Cornelia and Her Jewels
The first photo shows the Barnes tableau commonly called by wagon fans, “Cornelia and Her Jewels.” This term had been tacked on about 1946 more or less for identification purposes. Just who first used that name isn’t exactly known. Perhaps the central carved figure is Cornelia. Anyway, that’s as good a name for identification as any. This wagon was built by Louis Berg in winter of 1920-21 at the Culver City quarters using Bode carvings and is perhaps the most attractive tableau wagon ever to appear on the Barnes show. It shows the professional touch of a master wagon builder and looks like one of the fine ones turned out by Bode, Moeller, and others in years gone by. (1)
(Al. G. Barnes Circus, carrying the Side Show Band in parade, Minona, Minn. June 17, 1924 – Walker Morris photo)

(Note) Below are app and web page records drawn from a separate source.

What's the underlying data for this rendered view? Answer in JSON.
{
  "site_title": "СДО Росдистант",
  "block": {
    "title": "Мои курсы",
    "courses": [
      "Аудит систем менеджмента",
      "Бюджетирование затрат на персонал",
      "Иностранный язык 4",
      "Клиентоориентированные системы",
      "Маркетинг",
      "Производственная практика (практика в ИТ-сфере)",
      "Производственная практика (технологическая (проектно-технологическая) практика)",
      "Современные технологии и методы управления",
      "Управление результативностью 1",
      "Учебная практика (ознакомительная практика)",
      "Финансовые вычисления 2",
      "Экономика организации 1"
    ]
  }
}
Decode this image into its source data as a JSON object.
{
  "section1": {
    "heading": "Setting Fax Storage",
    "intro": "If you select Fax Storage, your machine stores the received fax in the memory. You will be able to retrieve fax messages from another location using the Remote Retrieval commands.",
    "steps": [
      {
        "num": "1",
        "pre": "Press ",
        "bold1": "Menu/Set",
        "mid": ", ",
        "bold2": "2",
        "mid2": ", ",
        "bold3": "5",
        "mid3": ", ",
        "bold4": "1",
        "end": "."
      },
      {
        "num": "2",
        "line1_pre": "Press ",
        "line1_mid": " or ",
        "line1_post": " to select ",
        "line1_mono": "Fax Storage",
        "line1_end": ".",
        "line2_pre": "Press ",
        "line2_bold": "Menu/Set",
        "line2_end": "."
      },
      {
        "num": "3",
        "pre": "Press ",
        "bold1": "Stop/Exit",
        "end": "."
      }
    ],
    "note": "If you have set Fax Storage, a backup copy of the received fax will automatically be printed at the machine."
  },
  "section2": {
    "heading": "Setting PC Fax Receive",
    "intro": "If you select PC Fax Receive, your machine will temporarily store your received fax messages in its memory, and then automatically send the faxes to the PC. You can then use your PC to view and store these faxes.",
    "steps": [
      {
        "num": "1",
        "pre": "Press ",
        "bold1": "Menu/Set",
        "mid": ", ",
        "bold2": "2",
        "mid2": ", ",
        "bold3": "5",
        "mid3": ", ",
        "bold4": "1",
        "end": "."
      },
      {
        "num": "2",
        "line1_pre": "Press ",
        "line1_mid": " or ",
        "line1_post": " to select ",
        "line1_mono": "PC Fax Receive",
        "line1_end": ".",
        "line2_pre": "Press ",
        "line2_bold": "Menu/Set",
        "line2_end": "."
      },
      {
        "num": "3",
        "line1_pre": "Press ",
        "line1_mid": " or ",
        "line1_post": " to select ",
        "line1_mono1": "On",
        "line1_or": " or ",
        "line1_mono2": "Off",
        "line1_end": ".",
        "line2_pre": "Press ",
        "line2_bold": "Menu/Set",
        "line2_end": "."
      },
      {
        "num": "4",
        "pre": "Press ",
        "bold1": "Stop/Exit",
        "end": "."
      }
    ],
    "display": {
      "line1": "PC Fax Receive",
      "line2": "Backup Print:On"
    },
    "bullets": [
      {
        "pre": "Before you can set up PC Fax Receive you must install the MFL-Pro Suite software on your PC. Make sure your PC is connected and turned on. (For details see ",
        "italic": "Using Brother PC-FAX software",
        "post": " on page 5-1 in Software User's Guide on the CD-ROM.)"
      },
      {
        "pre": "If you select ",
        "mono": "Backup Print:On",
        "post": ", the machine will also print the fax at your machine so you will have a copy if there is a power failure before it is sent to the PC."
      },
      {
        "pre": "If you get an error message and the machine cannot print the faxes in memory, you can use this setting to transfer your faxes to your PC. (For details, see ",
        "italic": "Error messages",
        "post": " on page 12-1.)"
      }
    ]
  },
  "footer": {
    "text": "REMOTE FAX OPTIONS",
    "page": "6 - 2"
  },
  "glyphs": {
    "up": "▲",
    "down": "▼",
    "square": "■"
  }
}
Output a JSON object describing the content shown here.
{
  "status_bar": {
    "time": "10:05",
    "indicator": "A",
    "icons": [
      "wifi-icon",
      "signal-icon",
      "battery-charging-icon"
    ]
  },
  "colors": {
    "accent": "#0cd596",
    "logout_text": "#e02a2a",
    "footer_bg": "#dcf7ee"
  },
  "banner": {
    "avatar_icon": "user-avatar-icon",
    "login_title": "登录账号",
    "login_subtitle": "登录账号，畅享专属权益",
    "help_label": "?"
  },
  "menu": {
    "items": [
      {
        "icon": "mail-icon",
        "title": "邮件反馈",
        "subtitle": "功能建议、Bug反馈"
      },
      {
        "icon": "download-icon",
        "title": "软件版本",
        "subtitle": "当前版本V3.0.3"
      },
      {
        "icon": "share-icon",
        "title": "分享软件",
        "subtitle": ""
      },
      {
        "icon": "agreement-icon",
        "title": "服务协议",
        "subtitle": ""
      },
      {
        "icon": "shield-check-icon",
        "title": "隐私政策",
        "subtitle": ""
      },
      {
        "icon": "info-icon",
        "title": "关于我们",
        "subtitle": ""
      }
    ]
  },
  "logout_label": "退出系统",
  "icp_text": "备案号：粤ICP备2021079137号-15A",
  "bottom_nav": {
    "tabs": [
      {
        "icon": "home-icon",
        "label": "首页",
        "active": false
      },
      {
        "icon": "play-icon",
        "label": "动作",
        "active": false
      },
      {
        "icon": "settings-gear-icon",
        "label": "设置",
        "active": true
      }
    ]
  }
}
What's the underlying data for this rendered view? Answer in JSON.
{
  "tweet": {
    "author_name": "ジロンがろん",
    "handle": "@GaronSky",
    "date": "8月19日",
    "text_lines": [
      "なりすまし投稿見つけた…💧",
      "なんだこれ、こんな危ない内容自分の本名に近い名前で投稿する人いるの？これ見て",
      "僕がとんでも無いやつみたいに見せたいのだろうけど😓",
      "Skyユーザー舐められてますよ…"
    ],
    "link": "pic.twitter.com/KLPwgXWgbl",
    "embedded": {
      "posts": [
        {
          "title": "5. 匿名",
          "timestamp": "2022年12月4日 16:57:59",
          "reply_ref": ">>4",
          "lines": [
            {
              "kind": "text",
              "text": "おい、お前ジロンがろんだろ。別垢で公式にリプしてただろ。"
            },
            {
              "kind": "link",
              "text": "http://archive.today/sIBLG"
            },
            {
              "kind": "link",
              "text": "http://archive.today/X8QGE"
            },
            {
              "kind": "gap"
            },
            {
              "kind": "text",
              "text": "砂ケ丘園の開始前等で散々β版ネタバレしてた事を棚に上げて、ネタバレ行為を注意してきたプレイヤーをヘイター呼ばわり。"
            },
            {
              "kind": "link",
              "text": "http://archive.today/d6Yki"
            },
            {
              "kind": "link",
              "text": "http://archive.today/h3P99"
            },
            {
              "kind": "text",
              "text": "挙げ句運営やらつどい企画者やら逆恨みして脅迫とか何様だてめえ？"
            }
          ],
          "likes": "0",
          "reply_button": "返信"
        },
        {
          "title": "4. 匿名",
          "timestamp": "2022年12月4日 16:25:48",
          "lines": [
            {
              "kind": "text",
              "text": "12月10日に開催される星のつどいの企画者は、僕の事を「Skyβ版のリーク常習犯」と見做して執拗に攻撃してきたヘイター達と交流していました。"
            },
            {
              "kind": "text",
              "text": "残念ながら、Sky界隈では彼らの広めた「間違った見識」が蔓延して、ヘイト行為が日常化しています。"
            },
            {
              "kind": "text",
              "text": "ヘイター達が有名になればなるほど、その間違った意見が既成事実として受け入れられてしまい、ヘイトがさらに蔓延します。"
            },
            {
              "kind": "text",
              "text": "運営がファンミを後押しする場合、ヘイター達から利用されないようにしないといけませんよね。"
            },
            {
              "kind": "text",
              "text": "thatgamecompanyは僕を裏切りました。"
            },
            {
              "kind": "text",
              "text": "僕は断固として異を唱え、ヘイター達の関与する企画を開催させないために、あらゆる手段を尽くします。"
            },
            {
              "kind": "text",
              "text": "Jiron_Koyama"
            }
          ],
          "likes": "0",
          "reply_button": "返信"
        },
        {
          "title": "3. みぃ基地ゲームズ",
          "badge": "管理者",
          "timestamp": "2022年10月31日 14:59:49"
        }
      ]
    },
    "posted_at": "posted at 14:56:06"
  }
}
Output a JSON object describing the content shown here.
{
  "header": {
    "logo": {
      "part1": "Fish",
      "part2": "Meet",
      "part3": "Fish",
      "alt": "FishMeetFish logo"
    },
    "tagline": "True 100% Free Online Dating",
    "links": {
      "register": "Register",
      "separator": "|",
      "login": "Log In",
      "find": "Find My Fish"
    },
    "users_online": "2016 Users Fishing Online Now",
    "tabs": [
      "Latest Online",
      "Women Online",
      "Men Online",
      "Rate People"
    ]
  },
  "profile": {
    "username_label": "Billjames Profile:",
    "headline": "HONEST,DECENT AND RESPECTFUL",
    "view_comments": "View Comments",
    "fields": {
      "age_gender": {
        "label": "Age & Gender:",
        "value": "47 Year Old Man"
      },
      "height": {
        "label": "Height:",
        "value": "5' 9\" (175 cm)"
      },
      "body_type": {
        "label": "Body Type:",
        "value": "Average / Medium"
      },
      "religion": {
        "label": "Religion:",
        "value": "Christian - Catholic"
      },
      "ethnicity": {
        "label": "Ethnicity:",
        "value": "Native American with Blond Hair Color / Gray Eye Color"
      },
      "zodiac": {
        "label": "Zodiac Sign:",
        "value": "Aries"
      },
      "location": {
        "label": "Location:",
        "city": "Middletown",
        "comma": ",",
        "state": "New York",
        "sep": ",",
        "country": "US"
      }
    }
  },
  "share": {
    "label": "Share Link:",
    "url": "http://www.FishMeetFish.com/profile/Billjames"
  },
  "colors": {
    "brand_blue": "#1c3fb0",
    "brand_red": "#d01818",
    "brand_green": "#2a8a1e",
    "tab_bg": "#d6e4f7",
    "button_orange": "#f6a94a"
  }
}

It was used on the Barnes show from 1921 through the 1924 season as the sideshow bandwagon. The final regular parade was given by the Al G. Barnes Circus July 14, 1924, of Denver, Colorado. After the 1924 season, it is assumed this wagon was stored at winter quarters and then went to the studio rental service and hence to Jimmy Woods.
(1946 – Joseph Bradbury Album # 15 – photo # 47A – Cornelia and her Jewels air calliope – in Peoria, IL.)
In 1946 Frank Meyers of Peoria, Ill. got the carvings that had come off the long before dismantled wagon and were now strewn about the Woods lot in Venice and took them to Peoria to put on a wonderfully built little air calliope wagon he had constructed. For years the origin of the carvings Meyers had picked up in Venice remained a mystery to wagon historians, We knew they must have come from an old Barnes wagon because they had come from the Woods lot which at that time stored the remaining parade wagons of the show, but no one seemed to be able to recall such a wagon bearing the Cornelia carvings, nor could anyone find a photo of such a wagon. In 1955 Walker Morris, an old Barnes musician, who had been on the show in 1924 came up with a couple of photos of the original wagon and hence the mystery was solved. So far as it is known, the little air calliope that Meyers built is still in Peoria.
(1) excerpts from the Circus Wagon History files, Bandwagon, Vol. 3, No. 4 (Jul-Aug), 1959, pp. 3-4
(2) Fielding Band Chariots by Richard Conover, pp. 32-34.